* Instructions for the task:
Your task is to set down the line containing "Extract the structured" and every later line of the entries, word for word, including the last.

[Page and application data records]
┄┄┄┄┄┄┄┄┄┄

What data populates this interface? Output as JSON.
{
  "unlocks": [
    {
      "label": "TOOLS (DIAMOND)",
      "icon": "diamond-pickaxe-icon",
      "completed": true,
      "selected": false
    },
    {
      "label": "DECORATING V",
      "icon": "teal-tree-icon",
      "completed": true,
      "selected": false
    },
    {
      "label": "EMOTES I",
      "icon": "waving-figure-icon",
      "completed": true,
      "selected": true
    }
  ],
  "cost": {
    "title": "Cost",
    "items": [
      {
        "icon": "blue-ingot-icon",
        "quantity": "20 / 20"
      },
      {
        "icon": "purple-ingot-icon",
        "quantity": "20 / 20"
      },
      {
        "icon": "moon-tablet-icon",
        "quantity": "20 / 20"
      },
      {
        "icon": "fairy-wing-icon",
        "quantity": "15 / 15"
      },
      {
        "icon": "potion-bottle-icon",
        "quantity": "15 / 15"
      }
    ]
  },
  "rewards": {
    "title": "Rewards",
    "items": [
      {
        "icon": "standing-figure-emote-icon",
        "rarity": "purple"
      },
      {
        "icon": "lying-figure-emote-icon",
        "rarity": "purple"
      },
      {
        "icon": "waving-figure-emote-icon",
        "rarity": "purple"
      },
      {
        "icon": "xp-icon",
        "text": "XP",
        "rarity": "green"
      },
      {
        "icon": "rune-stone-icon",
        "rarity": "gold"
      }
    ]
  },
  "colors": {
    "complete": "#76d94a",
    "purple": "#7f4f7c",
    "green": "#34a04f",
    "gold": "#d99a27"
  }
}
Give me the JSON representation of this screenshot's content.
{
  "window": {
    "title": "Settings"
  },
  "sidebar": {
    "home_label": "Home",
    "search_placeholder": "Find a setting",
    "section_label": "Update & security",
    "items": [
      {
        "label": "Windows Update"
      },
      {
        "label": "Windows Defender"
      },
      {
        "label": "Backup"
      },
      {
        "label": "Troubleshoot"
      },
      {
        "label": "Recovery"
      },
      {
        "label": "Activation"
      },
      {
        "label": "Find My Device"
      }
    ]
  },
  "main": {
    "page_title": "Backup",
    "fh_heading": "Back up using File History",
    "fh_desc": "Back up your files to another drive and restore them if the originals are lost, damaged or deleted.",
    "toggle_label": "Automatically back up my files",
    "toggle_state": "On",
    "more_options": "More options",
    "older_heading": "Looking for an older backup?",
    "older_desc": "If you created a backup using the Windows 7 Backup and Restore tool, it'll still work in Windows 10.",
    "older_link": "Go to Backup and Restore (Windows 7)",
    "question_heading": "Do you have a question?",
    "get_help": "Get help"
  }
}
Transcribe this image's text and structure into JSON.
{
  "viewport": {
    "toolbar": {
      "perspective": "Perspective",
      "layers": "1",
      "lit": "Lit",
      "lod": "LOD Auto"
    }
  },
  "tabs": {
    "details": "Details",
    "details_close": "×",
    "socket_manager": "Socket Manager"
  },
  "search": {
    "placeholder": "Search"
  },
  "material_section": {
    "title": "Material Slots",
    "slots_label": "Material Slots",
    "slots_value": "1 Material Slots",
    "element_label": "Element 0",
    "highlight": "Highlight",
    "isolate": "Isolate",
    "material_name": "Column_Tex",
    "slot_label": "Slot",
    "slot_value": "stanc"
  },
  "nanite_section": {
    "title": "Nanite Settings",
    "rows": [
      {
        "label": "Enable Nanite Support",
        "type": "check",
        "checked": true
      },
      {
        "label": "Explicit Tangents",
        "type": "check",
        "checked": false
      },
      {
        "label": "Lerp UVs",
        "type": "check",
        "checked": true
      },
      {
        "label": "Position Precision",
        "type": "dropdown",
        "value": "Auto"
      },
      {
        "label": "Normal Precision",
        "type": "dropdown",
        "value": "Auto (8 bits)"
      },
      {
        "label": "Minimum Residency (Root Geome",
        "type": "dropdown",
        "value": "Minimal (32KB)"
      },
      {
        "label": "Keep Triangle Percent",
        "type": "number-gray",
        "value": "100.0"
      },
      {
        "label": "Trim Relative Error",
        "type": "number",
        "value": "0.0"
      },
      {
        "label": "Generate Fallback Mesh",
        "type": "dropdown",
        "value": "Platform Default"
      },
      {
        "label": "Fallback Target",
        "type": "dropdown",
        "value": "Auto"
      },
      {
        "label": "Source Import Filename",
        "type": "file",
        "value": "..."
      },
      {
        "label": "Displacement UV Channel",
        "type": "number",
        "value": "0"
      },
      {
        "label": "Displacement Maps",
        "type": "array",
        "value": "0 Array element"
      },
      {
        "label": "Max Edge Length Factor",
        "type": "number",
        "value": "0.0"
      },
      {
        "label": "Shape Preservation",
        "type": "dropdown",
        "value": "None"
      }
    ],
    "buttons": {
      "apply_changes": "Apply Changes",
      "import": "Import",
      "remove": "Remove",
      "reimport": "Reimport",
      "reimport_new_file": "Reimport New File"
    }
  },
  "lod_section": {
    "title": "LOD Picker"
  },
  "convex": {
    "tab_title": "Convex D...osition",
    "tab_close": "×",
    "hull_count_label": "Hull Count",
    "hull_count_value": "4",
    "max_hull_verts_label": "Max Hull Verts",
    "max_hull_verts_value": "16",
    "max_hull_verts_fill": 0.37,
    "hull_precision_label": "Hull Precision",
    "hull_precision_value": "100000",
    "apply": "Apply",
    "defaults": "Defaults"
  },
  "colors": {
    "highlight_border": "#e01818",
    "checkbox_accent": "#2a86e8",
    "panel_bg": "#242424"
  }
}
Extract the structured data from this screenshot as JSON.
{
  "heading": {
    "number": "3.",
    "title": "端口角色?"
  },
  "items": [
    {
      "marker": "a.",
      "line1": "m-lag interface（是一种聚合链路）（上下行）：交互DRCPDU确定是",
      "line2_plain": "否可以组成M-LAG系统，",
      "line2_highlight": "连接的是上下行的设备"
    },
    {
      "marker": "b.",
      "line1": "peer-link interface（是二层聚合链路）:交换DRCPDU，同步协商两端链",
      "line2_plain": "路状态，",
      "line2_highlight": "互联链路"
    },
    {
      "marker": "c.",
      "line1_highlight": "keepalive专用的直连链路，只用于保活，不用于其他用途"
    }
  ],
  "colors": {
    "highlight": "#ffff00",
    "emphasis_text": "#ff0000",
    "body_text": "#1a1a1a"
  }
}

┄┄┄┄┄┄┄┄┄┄

* Reply to the task:
Extract the structured data from this screenshot as JSON.
{
  "heading": {
    "number": "3.",
    "title": "端口角色?"
  },
  "items": [
    {
      "marker": "a.",
      "line1": "m-lag interface（是一种聚合链路）（上下行）：交互DRCPDU确定是",
      "line2_plain": "否可以组成M-LAG系统，",
      "line2_highlight": "连接的是上下行的设备"
    },
    {
      "marker": "b.",
      "line1": "peer-link interface（是二层聚合链路）:交换DRCPDU，同步协商两端链",
      "line2_plain": "路状态，",
      "line2_highlight": "互联链路"
    },
    {
      "marker": "c.",
      "line1_highlight": "keepalive专用的直连链路，只用于保活，不用于其他用途"
    }
  ],
  "colors": {
    "highlight": "#ffff00",
    "emphasis_text": "#ff0000",
    "body_text": "#1a1a1a"
  }
}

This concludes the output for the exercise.